 An incomplete list of various treatments of the influence of Augustinian theology upon the Reformers includes: Luther: Auguste Humbert, Les origines théologie modern: La Renaissance de L’Antiquite Chrestienne (l450-1521),(Paris: Librairie V. Lecoffre, J. Gabalda & Cie, 1911); A. Hamel, Der junge Luther und Augustin, ihre Beziehungen in der Rechtfertigungslehre nach Luthers erste Vorlesungen 1509-1518 untersucht (Gutersloh, 1934-35); Léon Christiani, “Luther et Saint Augustin, ” in Augustinus Magister, vol. II (Paris, 1954), 1029-1038; Leif Grane, “Augustins “Expositio quarundarn propositionum ex epistola ad Romanos” in Luthers Römerbriefvorlesung,” Zeitschrift für Theologie und Kirche 69 (1972), 304-330; “La Reforme Lutherienne, ses Origines Ristoriques et son Caractere Theologique,” Positions Lutheriennes XX (1972), 76-96; “Divus Paulus et S. Augustinus interpres eius fidelissimus.
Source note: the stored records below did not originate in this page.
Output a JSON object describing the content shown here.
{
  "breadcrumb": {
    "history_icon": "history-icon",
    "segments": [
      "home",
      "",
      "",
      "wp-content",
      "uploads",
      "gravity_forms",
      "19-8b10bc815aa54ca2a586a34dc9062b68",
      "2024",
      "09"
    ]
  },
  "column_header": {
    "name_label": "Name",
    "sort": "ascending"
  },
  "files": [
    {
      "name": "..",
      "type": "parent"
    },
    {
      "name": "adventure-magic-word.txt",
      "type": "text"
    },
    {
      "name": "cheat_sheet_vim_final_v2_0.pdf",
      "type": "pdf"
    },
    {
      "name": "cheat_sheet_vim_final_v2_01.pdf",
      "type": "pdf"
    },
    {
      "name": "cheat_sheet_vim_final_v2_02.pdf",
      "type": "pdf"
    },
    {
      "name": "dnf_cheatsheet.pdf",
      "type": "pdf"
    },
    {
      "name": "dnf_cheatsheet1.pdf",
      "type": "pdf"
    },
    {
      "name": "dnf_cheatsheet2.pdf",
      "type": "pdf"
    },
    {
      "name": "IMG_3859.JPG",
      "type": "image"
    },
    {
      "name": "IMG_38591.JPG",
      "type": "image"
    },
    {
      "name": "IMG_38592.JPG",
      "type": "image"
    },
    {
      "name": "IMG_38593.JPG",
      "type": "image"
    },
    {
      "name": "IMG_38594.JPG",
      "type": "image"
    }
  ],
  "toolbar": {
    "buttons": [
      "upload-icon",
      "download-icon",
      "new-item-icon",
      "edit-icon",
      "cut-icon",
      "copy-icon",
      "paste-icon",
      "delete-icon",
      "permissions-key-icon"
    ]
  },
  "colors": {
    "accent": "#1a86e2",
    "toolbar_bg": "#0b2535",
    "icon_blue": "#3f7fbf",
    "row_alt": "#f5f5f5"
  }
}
Über Luthers Verhältnis zu Augustin,” in Festschrift für Ernst Fuchs, ed. G. Ebeling, E. Jüngel and G. Schunack (Tübingen, 1973) 133-46; Heiko Jürgens, “Die Funktion der Kirchenväterzitate in der Heidelberger Disputation Luthers (1518)” Archiv für Reformationsgeschichte LXVI (1975), 71-78; Joachim Beckmann, Vom Sakrament bei Calvin, Die Sakramentslehre Calvins in ihren Beziehungen zu Augustin (Tubingen, 1926); H. Barnikol, Die Lehre Calvins vom unfreien Willen und ihr Verhältnis zur Lehre der übrigen Reformatoren und Augustins, Theol. Arb. wiss. Prediger-Ver. Rheinprov., t. XXII, 1926, (Neuwied, 1927); l. Cadier, “Calvin et saint Augustin,” in Augustinus magister, vol. II, (Paris, 1954), 1039-56; Luchesius Smits,”L’Autorité de Saint Augustin dans l’Institution chrétienne de Jean Calvin,” Rev. Rist. eccl. XIV (1950),672-77; Institution Saint Augustin dans L’Oeuvre de Jean Calvin, 2 vols, (Assen: Van Gorcum & Comp, 1957), F. Wendel, Calvin. The Origin and Development of his Religious Thought, trans. P. Mairet (London: William Collins, Sons and Co., 1963.),Jan. Marius J., Lange van Ravenswaay, Augustinus totus noster. Das Augustinverständnis bei Johannes Calvin,(Göttingen: Vandenhoeck & Ruprecht,1990), (Forschungen zur Kirchen-und Dogmengeschichte 45); Melanchthon: Wilhelm Maurer, “Der Einfluß Augustin auf Melanchthons Theologie,” Kerygma und Dogma ?? (1959), 165-199.
 Cf. Die Patristik in der Bibelexegese des 16. Jahrhunderts, ed. by David C. Steinmetz, Wolfenbütteler Forschungen 85 (Wiesbaden: Harrassowiz, 1999).